Skill: - Teamwork - As mentioned above I work with a varied group of people and the faces change everyday in the office due to our 'hot-desking' policy. It really does help to be able to work well with others and have a confident and approachable manner. Being able to speak to other people gets you a long way in life!
How I developed: -Though university and previous jobs. In any job you will have to work with lots of different people, including some you may not get on with. Learning how to deal with this is key.
Independent working/workload prioritisation - I get work sent through from a range of different people and it is up to me to prioritise this and plan my own time. As mentioned some of this is teamwork, but a lot of it is done on my own so I need to plan my time carefully. If you don't already use it, get familiar with Microsoft Outlook as most companies use this not just for email, but for calendar functions which allow you to organise meetings etc.
How I developed: -University gives you the skills to manage your own time, especially in later years when designing and carrying out in-depth independent research for your dissertation.
What I like most
I love the variety my job gives me, and the fact I get to work outside and visit sites across the region.
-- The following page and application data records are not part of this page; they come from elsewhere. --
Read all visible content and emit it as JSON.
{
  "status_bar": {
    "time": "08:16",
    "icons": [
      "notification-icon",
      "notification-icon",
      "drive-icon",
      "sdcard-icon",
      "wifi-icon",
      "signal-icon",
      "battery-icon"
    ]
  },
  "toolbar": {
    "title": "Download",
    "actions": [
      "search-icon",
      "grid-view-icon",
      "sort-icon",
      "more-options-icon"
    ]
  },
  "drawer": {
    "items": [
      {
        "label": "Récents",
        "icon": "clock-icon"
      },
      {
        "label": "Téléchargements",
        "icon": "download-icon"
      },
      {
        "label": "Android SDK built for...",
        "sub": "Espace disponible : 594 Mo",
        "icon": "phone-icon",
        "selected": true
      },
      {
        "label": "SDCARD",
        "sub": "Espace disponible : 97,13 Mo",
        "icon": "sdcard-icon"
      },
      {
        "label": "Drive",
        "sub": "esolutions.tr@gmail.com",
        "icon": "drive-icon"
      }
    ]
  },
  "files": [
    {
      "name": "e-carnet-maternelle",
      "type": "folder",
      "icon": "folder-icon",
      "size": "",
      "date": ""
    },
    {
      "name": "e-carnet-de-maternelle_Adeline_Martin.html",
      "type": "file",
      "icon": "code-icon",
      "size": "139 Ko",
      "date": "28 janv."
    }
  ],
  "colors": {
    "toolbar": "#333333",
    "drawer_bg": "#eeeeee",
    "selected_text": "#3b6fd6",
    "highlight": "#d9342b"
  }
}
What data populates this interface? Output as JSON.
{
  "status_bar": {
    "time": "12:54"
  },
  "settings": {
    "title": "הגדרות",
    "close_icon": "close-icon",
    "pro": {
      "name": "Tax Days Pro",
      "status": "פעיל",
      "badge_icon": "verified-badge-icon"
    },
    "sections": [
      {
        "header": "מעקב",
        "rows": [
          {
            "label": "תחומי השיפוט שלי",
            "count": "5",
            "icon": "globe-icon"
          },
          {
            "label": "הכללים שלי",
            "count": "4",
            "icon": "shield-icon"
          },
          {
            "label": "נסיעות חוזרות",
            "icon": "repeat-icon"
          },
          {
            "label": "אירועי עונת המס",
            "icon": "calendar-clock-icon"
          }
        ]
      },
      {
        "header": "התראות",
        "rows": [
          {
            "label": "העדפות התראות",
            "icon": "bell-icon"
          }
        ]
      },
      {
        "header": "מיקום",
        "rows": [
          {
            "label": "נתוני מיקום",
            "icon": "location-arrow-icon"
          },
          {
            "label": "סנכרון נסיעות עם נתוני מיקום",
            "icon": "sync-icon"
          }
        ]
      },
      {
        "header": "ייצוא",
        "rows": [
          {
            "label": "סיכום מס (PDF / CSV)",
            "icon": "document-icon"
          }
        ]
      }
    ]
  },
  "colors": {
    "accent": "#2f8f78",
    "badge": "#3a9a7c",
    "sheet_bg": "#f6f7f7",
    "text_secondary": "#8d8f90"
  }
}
Its great to be able to go over the Yorkshire Dales or Wolds for the day for farm visits or to do some soil sampling.
What I like least
The vast amount of different computer systems you need to learn. I have at least 20 different log in's and passwords!
What surprised me most
How much you are trusted to just get on with your work. It is a big step from university when you work is constantly checked and assessed. You really are just sent out into the big wide world to get on with it!
My career goals when I graduated
To work in environmental conservation.
My career history
This is my first graduate post and unfortunately is only temporary, lasting five months.
What has helped my career to progress
A good degree is obviously a start but work experience is key and what all employers are looking. Work experience from my non-environmental job has given my good communication and customer service skills, but I have also worked in a variety of voluntary roles, from one-off things such as a day working for OPAL teaching Scouts about weather systems, to longer term volunteering on a local National Nature Reserve for Natural England.
My advice to students considering work
Talk to people. This not only helps build important communication skills but it also expands your web of contacts. Lots of environment jobs aren't advertised, but filled by word of mouth. If people know your name and face, this could put you in the frame.
Get voluntary work. I know people always say this, but don't underestimate it. Even with a first class degree, you will not get a job without at least some relevant work experience. Things like working as a student rep can also help build skills important in the workplace and foster better relationships with university staff who might put in a good word for you for a job they hear about.
My advice about working in my industry
Get advice on your CV. Use the careers facilities at university and get advice from your supervisor. Books on interview techniques can also help and give you confidence. Learning how to fill applications is also key. If you don't know what the STAR format it look it up and practice it. A lot of employers expect you to demonstrate how you meet a job specification using this format.
I'm happy to be contacted by students looking for advice/mentoring on working in environmental conservation work. If you have any questions please make them specific, I don't really have time to go over lots of general advice and I hope I have covered that reasonable well above. Also, please bear in mind it may take me a couple of days to get back to you.
If you like the look of Stuart ’s profile, the next steps are down to you! You can send Stuart a message to find out more about their career journey. If you feel you would benefit from more in-depth conversations, ask Stuart to be your mentor.